** DATA TO USE follows **

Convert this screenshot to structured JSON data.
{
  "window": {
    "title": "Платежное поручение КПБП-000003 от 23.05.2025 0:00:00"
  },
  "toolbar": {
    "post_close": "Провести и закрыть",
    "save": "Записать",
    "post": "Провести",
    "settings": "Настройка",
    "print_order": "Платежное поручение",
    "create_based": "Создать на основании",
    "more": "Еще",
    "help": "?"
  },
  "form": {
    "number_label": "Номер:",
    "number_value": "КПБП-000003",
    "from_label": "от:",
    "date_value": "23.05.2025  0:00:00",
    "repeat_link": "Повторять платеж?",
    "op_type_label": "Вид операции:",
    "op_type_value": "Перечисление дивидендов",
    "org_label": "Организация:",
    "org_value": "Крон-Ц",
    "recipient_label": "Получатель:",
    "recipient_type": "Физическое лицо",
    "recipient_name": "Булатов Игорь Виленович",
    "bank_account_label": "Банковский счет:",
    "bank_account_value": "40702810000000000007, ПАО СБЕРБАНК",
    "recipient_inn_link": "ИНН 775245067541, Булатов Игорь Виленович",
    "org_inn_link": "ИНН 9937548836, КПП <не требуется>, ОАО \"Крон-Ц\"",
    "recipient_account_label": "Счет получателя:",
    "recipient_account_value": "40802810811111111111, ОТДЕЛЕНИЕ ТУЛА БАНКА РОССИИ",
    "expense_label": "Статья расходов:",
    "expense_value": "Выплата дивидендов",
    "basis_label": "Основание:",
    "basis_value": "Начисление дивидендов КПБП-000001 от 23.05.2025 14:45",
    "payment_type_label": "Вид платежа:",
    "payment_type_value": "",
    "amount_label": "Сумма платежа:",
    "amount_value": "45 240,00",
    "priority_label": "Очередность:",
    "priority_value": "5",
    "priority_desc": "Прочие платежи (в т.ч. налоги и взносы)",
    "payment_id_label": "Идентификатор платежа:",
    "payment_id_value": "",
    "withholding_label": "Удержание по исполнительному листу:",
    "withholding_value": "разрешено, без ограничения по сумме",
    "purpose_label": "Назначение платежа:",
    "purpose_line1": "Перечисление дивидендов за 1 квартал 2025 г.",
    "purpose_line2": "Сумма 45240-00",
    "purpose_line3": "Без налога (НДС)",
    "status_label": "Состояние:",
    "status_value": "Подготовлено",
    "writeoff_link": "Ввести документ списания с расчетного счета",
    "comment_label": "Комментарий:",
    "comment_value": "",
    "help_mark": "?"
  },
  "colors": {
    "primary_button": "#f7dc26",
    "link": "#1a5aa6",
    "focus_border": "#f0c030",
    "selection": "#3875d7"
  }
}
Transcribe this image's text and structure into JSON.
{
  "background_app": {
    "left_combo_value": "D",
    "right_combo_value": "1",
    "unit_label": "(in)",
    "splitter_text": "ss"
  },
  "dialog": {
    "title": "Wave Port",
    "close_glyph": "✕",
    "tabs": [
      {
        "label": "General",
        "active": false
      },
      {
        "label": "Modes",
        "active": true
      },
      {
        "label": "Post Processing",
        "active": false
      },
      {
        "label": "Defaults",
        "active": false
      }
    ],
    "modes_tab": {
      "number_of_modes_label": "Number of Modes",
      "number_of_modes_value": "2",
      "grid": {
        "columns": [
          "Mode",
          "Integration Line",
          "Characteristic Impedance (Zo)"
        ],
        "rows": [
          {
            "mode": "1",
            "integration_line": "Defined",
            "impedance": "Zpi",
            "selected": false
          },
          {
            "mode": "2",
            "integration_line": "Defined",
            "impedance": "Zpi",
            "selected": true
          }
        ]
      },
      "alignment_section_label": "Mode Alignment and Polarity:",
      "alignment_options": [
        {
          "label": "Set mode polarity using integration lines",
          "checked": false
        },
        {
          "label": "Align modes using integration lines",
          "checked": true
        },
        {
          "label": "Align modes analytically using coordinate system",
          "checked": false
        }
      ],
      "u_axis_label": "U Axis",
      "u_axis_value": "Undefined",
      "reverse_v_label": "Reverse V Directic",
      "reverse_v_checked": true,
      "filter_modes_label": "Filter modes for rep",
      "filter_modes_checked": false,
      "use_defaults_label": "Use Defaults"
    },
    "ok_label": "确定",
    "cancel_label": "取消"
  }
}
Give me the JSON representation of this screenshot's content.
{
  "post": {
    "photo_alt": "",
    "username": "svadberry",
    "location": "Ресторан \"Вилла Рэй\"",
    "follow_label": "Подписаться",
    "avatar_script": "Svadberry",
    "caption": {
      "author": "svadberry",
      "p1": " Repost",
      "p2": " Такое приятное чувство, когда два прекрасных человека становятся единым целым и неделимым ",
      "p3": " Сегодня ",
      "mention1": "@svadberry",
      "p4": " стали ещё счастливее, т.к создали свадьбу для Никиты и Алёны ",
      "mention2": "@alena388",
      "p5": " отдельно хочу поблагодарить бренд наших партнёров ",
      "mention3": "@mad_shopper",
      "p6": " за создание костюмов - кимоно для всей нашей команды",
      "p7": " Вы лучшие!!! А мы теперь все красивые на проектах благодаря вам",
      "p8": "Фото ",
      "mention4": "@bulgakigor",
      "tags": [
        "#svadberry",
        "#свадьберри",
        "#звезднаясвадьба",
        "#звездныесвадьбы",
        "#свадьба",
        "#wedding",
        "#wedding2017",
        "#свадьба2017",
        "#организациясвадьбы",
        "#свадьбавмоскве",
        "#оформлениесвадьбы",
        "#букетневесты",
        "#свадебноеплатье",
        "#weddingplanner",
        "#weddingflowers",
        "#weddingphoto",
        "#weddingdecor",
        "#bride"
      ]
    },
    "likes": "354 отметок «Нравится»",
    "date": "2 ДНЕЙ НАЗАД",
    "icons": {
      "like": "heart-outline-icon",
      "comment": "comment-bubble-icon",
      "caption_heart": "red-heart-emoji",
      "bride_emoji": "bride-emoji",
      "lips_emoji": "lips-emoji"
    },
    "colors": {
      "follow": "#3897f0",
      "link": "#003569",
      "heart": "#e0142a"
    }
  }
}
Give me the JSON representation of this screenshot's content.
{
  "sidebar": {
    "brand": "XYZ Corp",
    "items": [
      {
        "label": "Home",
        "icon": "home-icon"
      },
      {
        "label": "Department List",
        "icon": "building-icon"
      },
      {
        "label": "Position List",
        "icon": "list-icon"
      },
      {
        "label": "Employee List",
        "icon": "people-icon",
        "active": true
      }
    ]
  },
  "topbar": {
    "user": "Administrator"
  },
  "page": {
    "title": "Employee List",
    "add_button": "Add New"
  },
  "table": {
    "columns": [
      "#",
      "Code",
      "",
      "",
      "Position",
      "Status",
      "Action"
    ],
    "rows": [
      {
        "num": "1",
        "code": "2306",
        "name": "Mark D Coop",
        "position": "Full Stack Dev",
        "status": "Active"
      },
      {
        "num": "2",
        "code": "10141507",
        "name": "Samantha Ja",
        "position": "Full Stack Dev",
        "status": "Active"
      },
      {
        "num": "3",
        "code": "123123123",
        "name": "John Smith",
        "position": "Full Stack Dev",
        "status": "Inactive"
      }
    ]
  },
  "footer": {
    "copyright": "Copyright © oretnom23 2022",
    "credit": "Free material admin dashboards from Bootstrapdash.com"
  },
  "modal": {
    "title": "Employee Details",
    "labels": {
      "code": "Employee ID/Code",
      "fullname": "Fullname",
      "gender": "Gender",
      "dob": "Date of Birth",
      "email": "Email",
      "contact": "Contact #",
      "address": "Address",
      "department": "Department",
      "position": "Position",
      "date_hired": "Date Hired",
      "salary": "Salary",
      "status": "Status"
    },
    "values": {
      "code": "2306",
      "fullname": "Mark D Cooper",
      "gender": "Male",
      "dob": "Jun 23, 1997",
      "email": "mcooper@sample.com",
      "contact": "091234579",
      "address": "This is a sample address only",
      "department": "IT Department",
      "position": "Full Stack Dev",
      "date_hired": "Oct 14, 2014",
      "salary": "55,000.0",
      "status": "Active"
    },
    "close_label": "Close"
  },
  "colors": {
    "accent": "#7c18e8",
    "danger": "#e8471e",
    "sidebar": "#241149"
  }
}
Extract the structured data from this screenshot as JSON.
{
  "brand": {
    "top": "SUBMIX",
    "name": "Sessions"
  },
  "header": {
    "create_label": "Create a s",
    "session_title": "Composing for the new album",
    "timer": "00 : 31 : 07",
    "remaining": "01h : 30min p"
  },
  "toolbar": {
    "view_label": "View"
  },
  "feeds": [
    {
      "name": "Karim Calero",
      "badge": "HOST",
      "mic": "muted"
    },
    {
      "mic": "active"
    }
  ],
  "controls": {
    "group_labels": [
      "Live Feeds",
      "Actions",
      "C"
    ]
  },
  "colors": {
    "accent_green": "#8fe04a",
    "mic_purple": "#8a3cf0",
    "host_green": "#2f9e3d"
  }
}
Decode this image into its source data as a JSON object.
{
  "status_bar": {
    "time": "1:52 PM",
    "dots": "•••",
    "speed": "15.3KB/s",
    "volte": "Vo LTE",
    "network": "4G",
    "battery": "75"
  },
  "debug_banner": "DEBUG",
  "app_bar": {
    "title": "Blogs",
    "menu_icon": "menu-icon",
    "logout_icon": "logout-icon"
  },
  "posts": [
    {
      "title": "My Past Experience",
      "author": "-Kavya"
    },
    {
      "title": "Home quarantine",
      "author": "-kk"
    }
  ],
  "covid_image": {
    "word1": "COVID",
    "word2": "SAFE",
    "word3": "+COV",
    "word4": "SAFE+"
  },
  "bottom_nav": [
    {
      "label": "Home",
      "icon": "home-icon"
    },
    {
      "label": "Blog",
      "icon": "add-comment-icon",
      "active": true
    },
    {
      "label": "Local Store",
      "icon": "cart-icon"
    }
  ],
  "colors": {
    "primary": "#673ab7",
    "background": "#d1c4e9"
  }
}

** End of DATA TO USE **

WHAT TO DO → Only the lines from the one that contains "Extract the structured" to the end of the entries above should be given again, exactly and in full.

OUTPUT OF THE TASK →
Extract the structured data from this screenshot as JSON.
{
  "brand": {
    "top": "SUBMIX",
    "name": "Sessions"
  },
  "header": {
    "create_label": "Create a s",
    "session_title": "Composing for the new album",
    "timer": "00 : 31 : 07",
    "remaining": "01h : 30min p"
  },
  "toolbar": {
    "view_label": "View"
  },
  "feeds": [
    {
      "name": "Karim Calero",
      "badge": "HOST",
      "mic": "muted"
    },
    {
      "mic": "active"
    }
  ],
  "controls": {
    "group_labels": [
      "Live Feeds",
      "Actions",
      "C"
    ]
  },
  "colors": {
    "accent_green": "#8fe04a",
    "mic_purple": "#8a3cf0",
    "host_green": "#2f9e3d"
  }
}
Decode this image into its source data as a JSON object.
{
  "status_bar": {
    "time": "1:52 PM",
    "dots": "•••",
    "speed": "15.3KB/s",
    "volte": "Vo LTE",
    "network": "4G",
    "battery": "75"
  },
  "debug_banner": "DEBUG",
  "app_bar": {
    "title": "Blogs",
    "menu_icon": "menu-icon",
    "logout_icon": "logout-icon"
  },
  "posts": [
    {
      "title": "My Past Experience",
      "author": "-Kavya"
    },
    {
      "title": "Home quarantine",
      "author": "-kk"
    }
  ],
  "covid_image": {
    "word1": "COVID",
    "word2": "SAFE",
    "word3": "+COV",
    "word4": "SAFE+"
  },
  "bottom_nav": [
    {
      "label": "Home",
      "icon": "home-icon"
    },
    {
      "label": "Blog",
      "icon": "add-comment-icon",
      "active": true
    },
    {
      "label": "Local Store",
      "icon": "cart-icon"
    }
  ],
  "colors": {
    "primary": "#673ab7",
    "background": "#d1c4e9"
  }
}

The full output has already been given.